    • Travel trailers - Travel trailers—also known as conventional trailers or bumper-pulls—attach to a standard hitch mounted on the rear bumper or frame of your car or truck. Like camper vans, travel trailers are compact and can fit into smaller campsites.


      3.    You’ll need to downsize.

       Living in an RV full-time means leaving behind your apartment, condo, house, or whatever living space you currently call home. If you own your property, this usually means either selling your house or renting it out. 

      You’ll also need to figure out what to do with your furniture and possessions. When packing for your life in your new compact home on wheels, you should start by gathering half the items you think you’ll need, getting rid of half of them, and then getting rid of the remaining half for good measure. 

      What happens to all the stuff that doesn’t make the cut? You effectively have two options: you can either keep your furniture and possessions in storage or get rid of them by selling them or giving them away. 

      What do we recommend? A big part of RV living is simplifying, and that means parting with your creature comforts. To rid yourself of excess possessions, host garage sales, post stuff on Craigslist and Facebook Marketplace, auction off items on eBay, and leave mementos and heirlooms with family and friends.

      4.    Figure out your WiFi needs.

      If you’re embracing RV life as a way to unplug, WiFi access might not be important to you. However, if you plan on working remotely in your vehicle, you’ll need a reliable source of internet access. What are your options?

      Many RV workers use their phones as hotspots. This is a decent option, but keep in mind that rural areas of the country might not have a strong cellular signal. Other choices include WiFi boosters or satellite internet.

      5.    Make a plan for mail delivery.

      To receive mail, you’ll need to find a mail forwarding service. One excellent option is provided by Escapees, which assigns you a unique mailing address for receiving mail or packages. The service receives and holds your mail, then forwards it to a destination of your choice when you need it. Your assigned mailing address can even be used for tax purposes. 

      The bottom line? Making the switch to full-time RVing is a major lifestyle change—and, as such, requires some major preparation, soul-searching, and determination.

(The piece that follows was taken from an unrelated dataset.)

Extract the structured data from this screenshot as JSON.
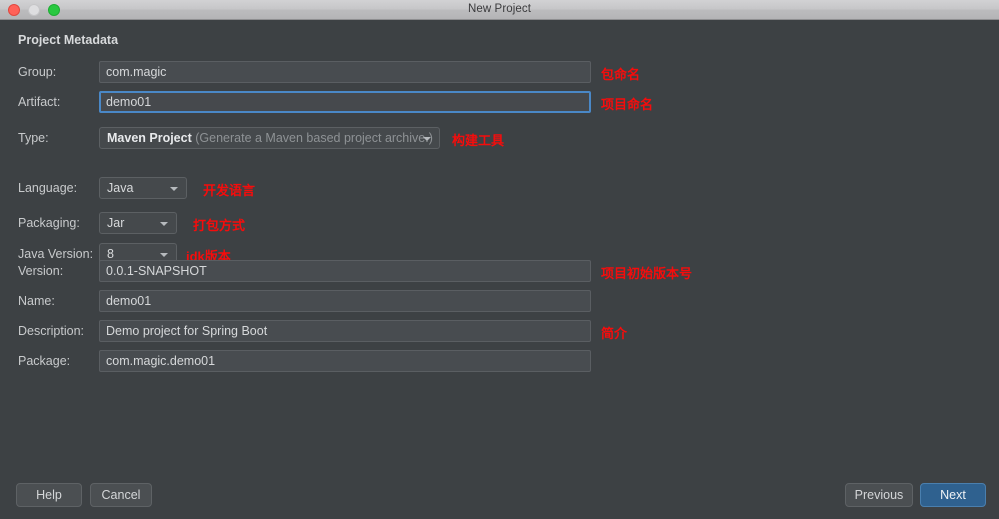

It’s not a switch that should be taken lightly, but those bold and driven enough to go for it are in an adventure of a lifetime.

      Take a look at our other great content for new RVers. In this post, we talk about preparing for your first trip